INSTRUCTIONS FOR THE TASK:
Nothing but an exact repetition of the listing should be returned.
· · · · ·
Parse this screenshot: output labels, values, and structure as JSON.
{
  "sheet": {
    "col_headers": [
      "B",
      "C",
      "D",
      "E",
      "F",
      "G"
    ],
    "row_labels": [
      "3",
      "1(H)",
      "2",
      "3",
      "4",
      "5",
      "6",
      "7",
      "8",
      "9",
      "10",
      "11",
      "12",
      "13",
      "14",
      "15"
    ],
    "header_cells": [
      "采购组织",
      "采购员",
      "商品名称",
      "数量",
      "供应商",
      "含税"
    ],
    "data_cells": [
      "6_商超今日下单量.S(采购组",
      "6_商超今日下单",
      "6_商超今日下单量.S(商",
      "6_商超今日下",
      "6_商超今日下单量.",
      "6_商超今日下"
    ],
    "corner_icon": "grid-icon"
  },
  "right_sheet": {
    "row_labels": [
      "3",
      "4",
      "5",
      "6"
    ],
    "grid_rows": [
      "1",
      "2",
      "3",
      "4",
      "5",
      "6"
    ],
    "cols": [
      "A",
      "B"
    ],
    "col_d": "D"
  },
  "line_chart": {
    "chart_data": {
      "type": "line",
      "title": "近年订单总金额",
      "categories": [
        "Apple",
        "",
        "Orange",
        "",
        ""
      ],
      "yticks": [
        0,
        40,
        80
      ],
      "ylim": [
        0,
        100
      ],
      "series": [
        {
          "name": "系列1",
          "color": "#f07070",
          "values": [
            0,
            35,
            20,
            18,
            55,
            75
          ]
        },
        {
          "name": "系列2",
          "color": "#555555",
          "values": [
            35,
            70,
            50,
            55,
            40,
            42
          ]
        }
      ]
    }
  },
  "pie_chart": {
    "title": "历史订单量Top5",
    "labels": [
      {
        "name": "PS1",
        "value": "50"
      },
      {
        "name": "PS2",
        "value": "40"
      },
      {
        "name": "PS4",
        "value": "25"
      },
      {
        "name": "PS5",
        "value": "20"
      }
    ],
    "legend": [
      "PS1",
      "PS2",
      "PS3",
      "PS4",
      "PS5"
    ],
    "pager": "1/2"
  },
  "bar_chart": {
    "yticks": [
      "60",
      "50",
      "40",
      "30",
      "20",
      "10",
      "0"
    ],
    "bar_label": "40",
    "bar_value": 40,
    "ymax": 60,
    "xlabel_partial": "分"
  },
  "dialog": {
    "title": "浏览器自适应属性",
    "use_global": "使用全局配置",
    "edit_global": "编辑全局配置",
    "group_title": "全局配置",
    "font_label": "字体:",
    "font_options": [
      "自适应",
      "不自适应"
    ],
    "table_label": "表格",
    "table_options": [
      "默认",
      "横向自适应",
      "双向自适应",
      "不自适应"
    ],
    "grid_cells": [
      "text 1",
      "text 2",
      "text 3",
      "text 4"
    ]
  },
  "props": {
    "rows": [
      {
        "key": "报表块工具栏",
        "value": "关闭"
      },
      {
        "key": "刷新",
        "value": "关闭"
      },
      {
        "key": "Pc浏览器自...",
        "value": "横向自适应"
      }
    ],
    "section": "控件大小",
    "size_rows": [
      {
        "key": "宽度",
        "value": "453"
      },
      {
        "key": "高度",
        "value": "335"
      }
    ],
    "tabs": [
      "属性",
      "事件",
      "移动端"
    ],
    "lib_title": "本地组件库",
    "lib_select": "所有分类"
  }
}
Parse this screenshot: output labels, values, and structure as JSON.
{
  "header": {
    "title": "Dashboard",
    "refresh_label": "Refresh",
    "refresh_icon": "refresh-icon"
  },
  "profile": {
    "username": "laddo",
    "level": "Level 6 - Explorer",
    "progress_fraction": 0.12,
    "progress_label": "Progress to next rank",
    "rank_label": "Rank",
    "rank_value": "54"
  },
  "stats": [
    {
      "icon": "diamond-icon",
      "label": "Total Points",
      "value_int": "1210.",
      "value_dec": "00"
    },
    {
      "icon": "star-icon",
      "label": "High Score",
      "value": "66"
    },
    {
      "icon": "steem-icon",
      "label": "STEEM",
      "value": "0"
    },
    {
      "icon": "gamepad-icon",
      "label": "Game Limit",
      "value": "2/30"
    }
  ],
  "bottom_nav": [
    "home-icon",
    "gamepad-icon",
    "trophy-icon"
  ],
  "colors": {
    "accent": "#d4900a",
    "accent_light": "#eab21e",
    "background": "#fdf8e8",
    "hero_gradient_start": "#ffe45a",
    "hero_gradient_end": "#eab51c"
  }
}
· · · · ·
COMPLETED TASK:
Parse this screenshot: output labels, values, and structure as JSON.
{
  "sheet": {
    "col_headers": [
      "B",
      "C",
      "D",
      "E",
      "F",
      "G"
    ],
    "row_labels": [
      "3",
      "1(H)",
      "2",
      "3",
      "4",
      "5",
      "6",
      "7",
      "8",
      "9",
      "10",
      "11",
      "12",
      "13",
      "14",
      "15"
    ],
    "header_cells": [
      "采购组织",
      "采购员",
      "商品名称",
      "数量",
      "供应商",
      "含税"
    ],
    "data_cells": [
      "6_商超今日下单量.S(采购组",
      "6_商超今日下单",
      "6_商超今日下单量.S(商",
      "6_商超今日下",
      "6_商超今日下单量.",
      "6_商超今日下"
    ],
    "corner_icon": "grid-icon"
  },
  "right_sheet": {
    "row_labels": [
      "3",
      "4",
      "5",
      "6"
    ],
    "grid_rows": [
      "1",
      "2",
      "3",
      "4",
      "5",
      "6"
    ],
    "cols": [
      "A",
      "B"
    ],
    "col_d": "D"
  },
  "line_chart": {
    "chart_data": {
      "type": "line",
      "title": "近年订单总金额",
      "categories": [
        "Apple",
        "",
        "Orange",
        "",
        ""
      ],
      "yticks": [
        0,
        40,
        80
      ],
      "ylim": [
        0,
        100
      ],
      "series": [
        {
          "name": "系列1",
          "color": "#f07070",
          "values": [
            0,
            35,
            20,
            18,
            55,
            75
          ]
        },
        {
          "name": "系列2",
          "color": "#555555",
          "values": [
            35,
            70,
            50,
            55,
            40,
            42
          ]
        }
      ]
    }
  },
  "pie_chart": {
    "title": "历史订单量Top5",
    "labels": [
      {
        "name": "PS1",
        "value": "50"
      },
      {
        "name": "PS2",
        "value": "40"
      },
      {
        "name": "PS4",
        "value": "25"
      },
      {
        "name": "PS5",
        "value": "20"
      }
    ],
    "legend": [
      "PS1",
      "PS2",
      "PS3",
      "PS4",
      "PS5"
    ],
    "pager": "1/2"
  },
  "bar_chart": {
    "yticks": [
      "60",
      "50",
      "40",
      "30",
      "20",
      "10",
      "0"
    ],
    "bar_label": "40",
    "bar_value": 40,
    "ymax": 60,
    "xlabel_partial": "分"
  },
  "dialog": {
    "title": "浏览器自适应属性",
    "use_global": "使用全局配置",
    "edit_global": "编辑全局配置",
    "group_title": "全局配置",
    "font_label": "字体:",
    "font_options": [
      "自适应",
      "不自适应"
    ],
    "table_label": "表格",
    "table_options": [
      "默认",
      "横向自适应",
      "双向自适应",
      "不自适应"
    ],
    "grid_cells": [
      "text 1",
      "text 2",
      "text 3",
      "text 4"
    ]
  },
  "props": {
    "rows": [
      {
        "key": "报表块工具栏",
        "value": "关闭"
      },
      {
        "key": "刷新",
        "value": "关闭"
      },
      {
        "key": "Pc浏览器自...",
        "value": "横向自适应"
      }
    ],
    "section": "控件大小",
    "size_rows": [
      {
        "key": "宽度",
        "value": "453"
      },
      {
        "key": "高度",
        "value": "335"
      }
    ],
    "tabs": [
      "属性",
      "事件",
      "移动端"
    ],
    "lib_title": "本地组件库",
    "lib_select": "所有分类"
  }
}
Parse this screenshot: output labels, values, and structure as JSON.
{
  "header": {
    "title": "Dashboard",
    "refresh_label": "Refresh",
    "refresh_icon": "refresh-icon"
  },
  "profile": {
    "username": "laddo",
    "level": "Level 6 - Explorer",
    "progress_fraction": 0.12,
    "progress_label": "Progress to next rank",
    "rank_label": "Rank",
    "rank_value": "54"
  },
  "stats": [
    {
      "icon": "diamond-icon",
      "label": "Total Points",
      "value_int": "1210.",
      "value_dec": "00"
    },
    {
      "icon": "star-icon",
      "label": "High Score",
      "value": "66"
    },
    {
      "icon": "steem-icon",
      "label": "STEEM",
      "value": "0"
    },
    {
      "icon": "gamepad-icon",
      "label": "Game Limit",
      "value": "2/30"
    }
  ],
  "bottom_nav": [
    "home-icon",
    "gamepad-icon",
    "trophy-icon"
  ],
  "colors": {
    "accent": "#d4900a",
    "accent_light": "#eab21e",
    "background": "#fdf8e8",
    "hero_gradient_start": "#ffe45a",
    "hero_gradient_end": "#eab51c"
  }
}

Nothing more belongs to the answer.